Task description:
Write the entries out in full, matching them exactly.

· · · ·

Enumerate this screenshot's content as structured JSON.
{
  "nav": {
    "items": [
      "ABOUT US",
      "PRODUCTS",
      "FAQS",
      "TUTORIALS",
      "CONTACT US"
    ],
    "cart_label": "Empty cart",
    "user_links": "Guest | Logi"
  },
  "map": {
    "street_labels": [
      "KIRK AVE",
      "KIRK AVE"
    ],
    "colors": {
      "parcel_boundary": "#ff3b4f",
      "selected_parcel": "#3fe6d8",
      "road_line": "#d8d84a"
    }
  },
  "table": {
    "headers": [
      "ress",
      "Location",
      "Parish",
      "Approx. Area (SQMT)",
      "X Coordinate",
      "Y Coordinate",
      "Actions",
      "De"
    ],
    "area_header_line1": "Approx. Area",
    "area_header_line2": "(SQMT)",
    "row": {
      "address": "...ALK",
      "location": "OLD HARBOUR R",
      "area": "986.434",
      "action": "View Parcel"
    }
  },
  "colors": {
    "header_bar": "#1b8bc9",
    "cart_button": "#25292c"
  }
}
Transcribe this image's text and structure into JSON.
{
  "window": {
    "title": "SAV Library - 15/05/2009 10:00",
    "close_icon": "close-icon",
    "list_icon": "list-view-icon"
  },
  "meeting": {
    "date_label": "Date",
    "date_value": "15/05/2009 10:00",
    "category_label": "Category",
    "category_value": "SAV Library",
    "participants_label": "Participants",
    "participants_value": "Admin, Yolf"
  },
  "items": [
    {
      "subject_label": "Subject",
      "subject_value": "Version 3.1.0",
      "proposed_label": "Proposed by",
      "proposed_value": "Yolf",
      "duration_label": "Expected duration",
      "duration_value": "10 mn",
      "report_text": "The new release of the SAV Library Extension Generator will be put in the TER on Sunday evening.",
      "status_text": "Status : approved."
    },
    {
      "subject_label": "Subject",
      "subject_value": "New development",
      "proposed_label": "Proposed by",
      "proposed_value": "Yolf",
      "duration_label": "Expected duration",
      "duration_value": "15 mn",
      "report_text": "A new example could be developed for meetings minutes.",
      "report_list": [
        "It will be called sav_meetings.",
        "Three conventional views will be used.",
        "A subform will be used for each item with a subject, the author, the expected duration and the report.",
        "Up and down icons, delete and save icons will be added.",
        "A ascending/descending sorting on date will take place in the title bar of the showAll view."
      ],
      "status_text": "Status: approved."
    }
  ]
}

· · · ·

Task result:
Enumerate this screenshot's content as structured JSON.
{
  "nav": {
    "items": [
      "ABOUT US",
      "PRODUCTS",
      "FAQS",
      "TUTORIALS",
      "CONTACT US"
    ],
    "cart_label": "Empty cart",
    "user_links": "Guest | Logi"
  },
  "map": {
    "street_labels": [
      "KIRK AVE",
      "KIRK AVE"
    ],
    "colors": {
      "parcel_boundary": "#ff3b4f",
      "selected_parcel": "#3fe6d8",
      "road_line": "#d8d84a"
    }
  },
  "table": {
    "headers": [
      "ress",
      "Location",
      "Parish",
      "Approx. Area (SQMT)",
      "X Coordinate",
      "Y Coordinate",
      "Actions",
      "De"
    ],
    "area_header_line1": "Approx. Area",
    "area_header_line2": "(SQMT)",
    "row": {
      "address": "...ALK",
      "location": "OLD HARBOUR R",
      "area": "986.434",
      "action": "View Parcel"
    }
  },
  "colors": {
    "header_bar": "#1b8bc9",
    "cart_button": "#25292c"
  }
}
Transcribe this image's text and structure into JSON.
{
  "window": {
    "title": "SAV Library - 15/05/2009 10:00",
    "close_icon": "close-icon",
    "list_icon": "list-view-icon"
  },
  "meeting": {
    "date_label": "Date",
    "date_value": "15/05/2009 10:00",
    "category_label": "Category",
    "category_value": "SAV Library",
    "participants_label": "Participants",
    "participants_value": "Admin, Yolf"
  },
  "items": [
    {
      "subject_label": "Subject",
      "subject_value": "Version 3.1.0",
      "proposed_label": "Proposed by",
      "proposed_value": "Yolf",
      "duration_label": "Expected duration",
      "duration_value": "10 mn",
      "report_text": "The new release of the SAV Library Extension Generator will be put in the TER on Sunday evening.",
      "status_text": "Status : approved."
    },
    {
      "subject_label": "Subject",
      "subject_value": "New development",
      "proposed_label": "Proposed by",
      "proposed_value": "Yolf",
      "duration_label": "Expected duration",
      "duration_value": "15 mn",
      "report_text": "A new example could be developed for meetings minutes.",
      "report_list": [
        "It will be called sav_meetings.",
        "Three conventional views will be used.",
        "A subform will be used for each item with a subject, the author, the expected duration and the report.",
        "Up and down icons, delete and save icons will be added.",
        "A ascending/descending sorting on date will take place in the title bar of the showAll view."
      ],
      "status_text": "Status: approved."
    }
  ]
}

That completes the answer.